Questions and Answers about COVID-19 for Cancer patients
I am a cancer patient. What should I do to protect myself from COVID-19?
Because cancer treatments weaken the body's immune system, cancer patients are among those at risk for serious illness from COVID-19. The CDC recommends that people at higher risk for COVID-19:
- Take precautions to keep space between yourself and others. Avoid close contact with people who are sick and:
- Wash your hands often with soap and water for at least 20 seconds, especially after visiting a public place.
- If soap and water are not available, use a hand sanitizer that contains at least 60% alcohol.
- Avoid touching your eyes, nose and mouth.
- Avoid touching high-touch surfaces in public places. Use a tissue or your sleeve to cover your hand or finger if you must touch something.
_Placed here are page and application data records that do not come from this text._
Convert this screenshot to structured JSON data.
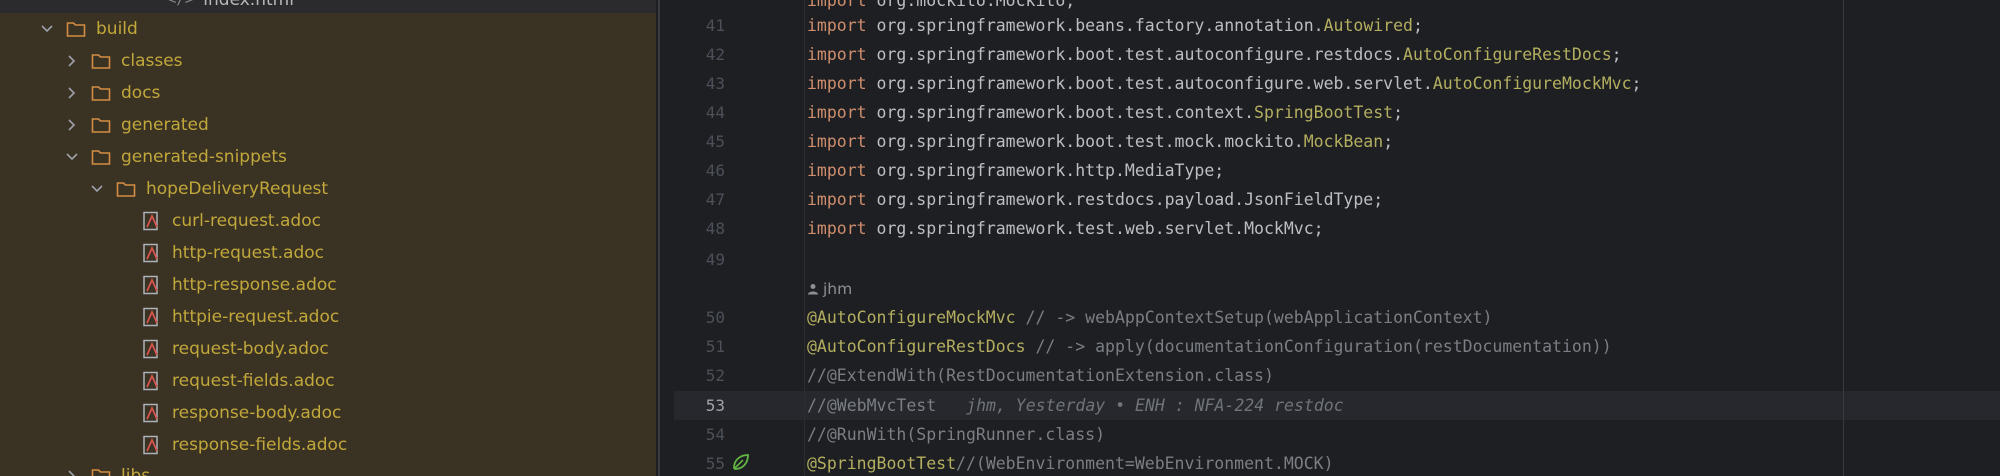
{
  "project_tree": {
    "partial_top_item": "index.html",
    "items": [
      {
        "label": "build",
        "type": "folder",
        "expanded": true
      },
      {
        "label": "classes",
        "type": "folder",
        "expanded": false
      },
      {
        "label": "docs",
        "type": "folder",
        "expanded": false
      },
      {
        "label": "generated",
        "type": "folder",
        "expanded": false
      },
      {
        "label": "generated-snippets",
        "type": "folder",
        "expanded": true
      },
      {
        "label": "hopeDeliveryRequest",
        "type": "folder",
        "expanded": true
      },
      {
        "label": "curl-request.adoc",
        "type": "file"
      },
      {
        "label": "http-request.adoc",
        "type": "file"
      },
      {
        "label": "http-response.adoc",
        "type": "file"
      },
      {
        "label": "httpie-request.adoc",
        "type": "file"
      },
      {
        "label": "request-body.adoc",
        "type": "file"
      },
      {
        "label": "request-fields.adoc",
        "type": "file"
      },
      {
        "label": "response-body.adoc",
        "type": "file"
      },
      {
        "label": "response-fields.adoc",
        "type": "file"
      },
      {
        "label": "libs",
        "type": "folder",
        "expanded": false
      }
    ]
  },
  "editor": {
    "current_line": "53",
    "author_hint": "jhm",
    "blame_annotation": "jhm, Yesterday • ENH : NFA-224 restdoc",
    "lines": [
      {
        "num": "",
        "parts": [
          "import",
          " org.mockito.Mockito;"
        ]
      },
      {
        "num": "41",
        "parts": [
          "import",
          " org.springframework.beans.factory.annotation.",
          "Autowired",
          ";"
        ]
      },
      {
        "num": "42",
        "parts": [
          "import",
          " org.springframework.boot.test.autoconfigure.restdocs.",
          "AutoConfigureRestDocs",
          ";"
        ]
      },
      {
        "num": "43",
        "parts": [
          "import",
          " org.springframework.boot.test.autoconfigure.web.servlet.",
          "AutoConfigureMockMvc",
          ";"
        ]
      },
      {
        "num": "44",
        "parts": [
          "import",
          " org.springframework.boot.test.context.",
          "SpringBootTest",
          ";"
        ]
      },
      {
        "num": "45",
        "parts": [
          "import",
          " org.springframework.boot.test.mock.mockito.",
          "MockBean",
          ";"
        ]
      },
      {
        "num": "46",
        "parts": [
          "import",
          " org.springframework.http.MediaType;"
        ]
      },
      {
        "num": "47",
        "parts": [
          "import",
          " org.springframework.restdocs.payload.JsonFieldType;"
        ]
      },
      {
        "num": "48",
        "parts": [
          "import",
          " org.springframework.test.web.servlet.MockMvc;"
        ]
      },
      {
        "num": "49",
        "parts": []
      },
      {
        "num": "50",
        "parts": [
          "@AutoConfigureMockMvc",
          " // -> webAppContextSetup(webApplicationContext)"
        ]
      },
      {
        "num": "51",
        "parts": [
          "@AutoConfigureRestDocs",
          " // -> apply(documentationConfiguration(restDocumentation))"
        ]
      },
      {
        "num": "52",
        "parts": [
          "//@ExtendWith(RestDocumentationExtension.class)"
        ]
      },
      {
        "num": "53",
        "parts": [
          "//@WebMvcTest"
        ]
      },
      {
        "num": "54",
        "parts": [
          "//@RunWith(SpringRunner.class)"
        ]
      },
      {
        "num": "55",
        "parts": [
          "@SpringBootTest",
          "//(WebEnvironment=WebEnvironment.MOCK)"
        ]
      }
    ]
  },
  "colors": {
    "keyword": "#cf8e6d",
    "annotation": "#b3ae60",
    "comment": "#7a7e85",
    "tree_text": "#c2a73a",
    "excluded_bg": "#3a3324"
  }
}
- Avoid shaking hands.
- Clean and disinfect high-touch surfaces in your home routinely.
- Avoid crowds, especially in poorly ventilated spaces.
- Avoid all non-essential travel including plane trips, and especially avoid cruise ships.
- If COVID-19 is spreading in your community, stay home as much as possible and consider having food delivered.
- Stock up on supplies:
- If you take medication, contact your care team to ask about obtaining extra medication to have on hand in case there is an outbreak of COVID-19 in your community and you need to stay home for a prolonged period of time.
- Be sure you have over-the-counter medicines, tissues and other medical supplies to treat fever and other symptoms. Most people will be able to recover from COVID-19 at home.
- Have enough household items and groceries on hand so that you will be prepared to stay at home for a period of time.
- Have a plan in case you get sick:
- Talk to your care team for more information about monitoring your health for symptoms of COVID-19.
- Stay in touch with others by phone or email. You may need to ask for help from friends, family, neighbors, or community health workers if you become sick.
- Determine who can help you if your caregiver gets sick.
- Watch for symptoms and emergency warning signs. Pay attention for potential COVID-19 symptoms including, fever, cough and shortness of breath. If you feel like you are developing COVID-19 symptoms, stay home and call your healthcare provider to let them know. This will help them take care of you and keep other people from getting infected or exposed.
If you develop emergency warning signs for COVID-19, get medical attention immediately. In adults, emergency warning signs might include:
- Difficulty breathing or shortness of breath
- Persistent pain or pressure in the chest
- New confusion or inability to arouse
- Bluish lips or face
This list is not all-inclusive. Please seek medical attention for any other symptoms that are severe or concerning.
Should I wear a face mask?
If you are a cancer patient, you should only wear a face mask if your care provider has recommended that you do so because you are at high risk for infection from causes other than COVID-19. If your care provider has not made this recommendation and you are not experiencing COVID-19 symptoms, you should not wear a face mask.
Is the UHS Cancer Center limiting visitors?
Yes. To protect patients and staff, UHS Oncology will limit the number of visitors on its campuses while there is a threat of COVID-19 transmission. At this time, we are asking that cancer patients come alone to appointments if possible. If the patient cannot attend the appointment alone, we are asking that our cancer patients bring only one person over the age of 18 to outpatient appointments.
These restrictions may be difficult for patients and their loved ones, but UHS is taking this necessary step to protect patients and staff. Limiting the number of visitors is temporary and is being done to safeguard the health of all who come to UHS. This is especially important for cancer patients whose immune systems may be weakened due to treatment.
What to Expect:
Please expect screening at all UHS Oncology locations for all patients and visitors. This will include an assessment of recent travel and contact history, temperature evaluation, as well as symptoms associated with COVID-19.
While we continue to provide care to our patients during the COVID-19 pandemic, some patients may be asked to reschedule their appointments. If there are changes to your care, you will be contacted by your care team.
All upcoming support group meetings have been cancelled at this time and further information regarding future support groups will forthcoming.